╭─ Supplied records

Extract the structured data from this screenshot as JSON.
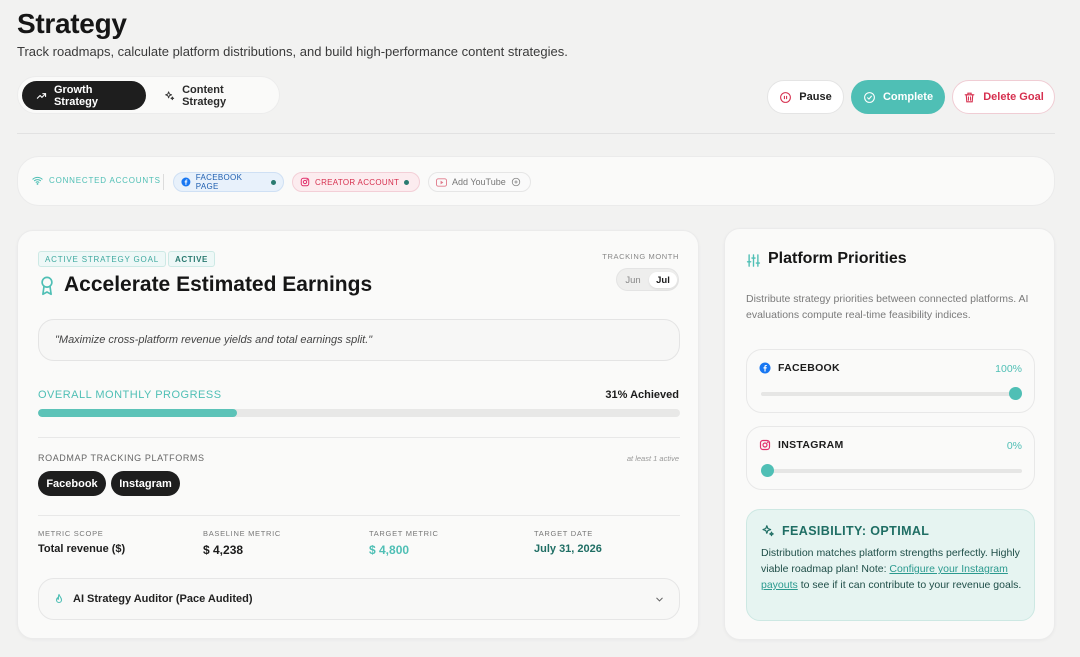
{
  "header": {
    "title": "Strategy",
    "subtitle": "Track roadmaps, calculate platform distributions, and build high-performance content strategies."
  },
  "tabs": [
    {
      "label": "Growth Strategy",
      "icon": "trending-up-icon",
      "active": true
    },
    {
      "label": "Content Strategy",
      "icon": "sparkles-icon",
      "active": false
    }
  ],
  "actions": {
    "pause": "Pause",
    "complete": "Complete",
    "delete": "Delete Goal"
  },
  "accounts": {
    "label": "CONNECTED ACCOUNTS",
    "facebook": "FACEBOOK PAGE",
    "instagram": "CREATOR ACCOUNT",
    "youtube": "Add YouTube"
  },
  "goal": {
    "tag": "ACTIVE STRATEGY GOAL",
    "status": "ACTIVE",
    "title": "Accelerate Estimated Earnings",
    "tracking_label": "TRACKING MONTH",
    "months": [
      "Jun",
      "Jul"
    ],
    "selected_month": "Jul",
    "quote": "\"Maximize cross-platform revenue yields and total earnings split.\"",
    "progress_label": "OVERALL MONTHLY PROGRESS",
    "progress_text": "31% Achieved",
    "progress_value": 0.31,
    "platforms_label": "ROADMAP TRACKING PLATFORMS",
    "platforms_hint": "at least 1 active",
    "platforms": [
      "Facebook",
      "Instagram"
    ],
    "metrics": {
      "scope_label": "METRIC SCOPE",
      "scope_value": "Total revenue ($)",
      "baseline_label": "BASELINE METRIC",
      "baseline_value": "$ 4,238",
      "target_label": "TARGET METRIC",
      "target_value": "$ 4,800",
      "date_label": "TARGET DATE",
      "date_value": "July 31, 2026"
    },
    "auditor": "AI Strategy Auditor (Pace Audited)"
  },
  "priorities": {
    "title": "Platform Priorities",
    "description": "Distribute strategy priorities between connected platforms. AI evaluations compute real-time feasibility indices.",
    "facebook": {
      "name": "FACEBOOK",
      "pct": "100%",
      "value": 1.0
    },
    "instagram": {
      "name": "INSTAGRAM",
      "pct": "0%",
      "value": 0.0
    },
    "feasibility": {
      "title": "FEASIBILITY: OPTIMAL",
      "text1": "Distribution matches platform strengths perfectly. Highly viable roadmap plan! Note: ",
      "link": "Configure your Instagram payouts",
      "text2": " to see if it can contribute to your revenue goals."
    }
  },
  "colors": {
    "accent": "#4fbfb5",
    "danger": "#d6304f",
    "facebook": "#1877f2",
    "instagram": "#e1306c"
  }
}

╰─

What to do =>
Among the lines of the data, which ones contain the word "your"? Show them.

Response =>
      "link": "Configure your Instagram payouts",
      "text2": " to see if it can contribute to your revenue goals."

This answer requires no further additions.